Even within the courts, there is a further divide between judges who uphold the public interest and the lawyers guided by private interests. Much of the dysfunction of courts as low rate of conviction, increasing disposal of cases otherwise than through due process of trial and laws delay are due to this structural division in the system. Systemic problems add to the dysfunction. Postponement of cases, manoeuvre of process and other means and devices are systemic to the malfunction within the system. They are financially induced and are remunerative.
The statement made at the outset, that lawlessness and injustice are engineered by the best legal minds in this country over some time, is true even of the criminal law and to policing for law and order. Inconsistency in the law, incoherence of objective, structural differences of persuasion in the system, systemic dysfunction within the court process, are examples of engineering and manipulation of process which weigh heavy on the police task for law and order.
Police Commissions of Inquiry have over the years engaged in looking into administrative and other incidental matters, rather than these legal questions of grave import.

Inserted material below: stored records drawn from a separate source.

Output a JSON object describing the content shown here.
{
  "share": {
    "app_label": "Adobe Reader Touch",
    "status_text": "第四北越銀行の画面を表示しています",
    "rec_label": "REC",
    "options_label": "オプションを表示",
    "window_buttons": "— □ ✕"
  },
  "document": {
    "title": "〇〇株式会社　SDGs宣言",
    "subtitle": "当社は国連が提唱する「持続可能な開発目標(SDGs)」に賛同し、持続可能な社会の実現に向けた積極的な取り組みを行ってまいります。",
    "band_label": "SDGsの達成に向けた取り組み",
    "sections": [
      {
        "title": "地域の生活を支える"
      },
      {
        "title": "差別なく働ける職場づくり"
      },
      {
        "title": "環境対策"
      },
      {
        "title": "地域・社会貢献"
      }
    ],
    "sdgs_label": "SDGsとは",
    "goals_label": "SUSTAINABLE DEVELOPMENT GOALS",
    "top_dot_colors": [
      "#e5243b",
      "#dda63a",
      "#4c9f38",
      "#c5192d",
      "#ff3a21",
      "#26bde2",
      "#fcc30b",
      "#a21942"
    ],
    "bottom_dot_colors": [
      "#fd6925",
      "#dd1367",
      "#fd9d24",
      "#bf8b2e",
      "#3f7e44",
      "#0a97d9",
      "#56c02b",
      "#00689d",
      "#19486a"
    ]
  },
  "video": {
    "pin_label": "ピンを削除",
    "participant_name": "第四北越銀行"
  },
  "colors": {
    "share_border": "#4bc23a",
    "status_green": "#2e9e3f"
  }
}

The reason for this may be that the terms of reference and the Commissioners themselves are law professionals and thus have never considered the adequacy of the law itself, the law taken just for granted.
1 Gibran Kahil in ‘The Prophet’1991 page 58, Pan Macmillan 20 New Wharf Road London N1 9RR
2 Ceylon Sessional Paper XXI, p 27, 1970 Government Printer Ceylon
3 Per WT Vicknaraja, The Sunday Observer (Sri Lanka) 24th August 2008 p 10.
4 Ibid p 10, col. 6.
5 Prof. Tim Murphy, ‘The Oldest Social Science?’ – 1997, Clarendon Press-Oxford pg. 58
Source: The Island – 25th and 26th July 2011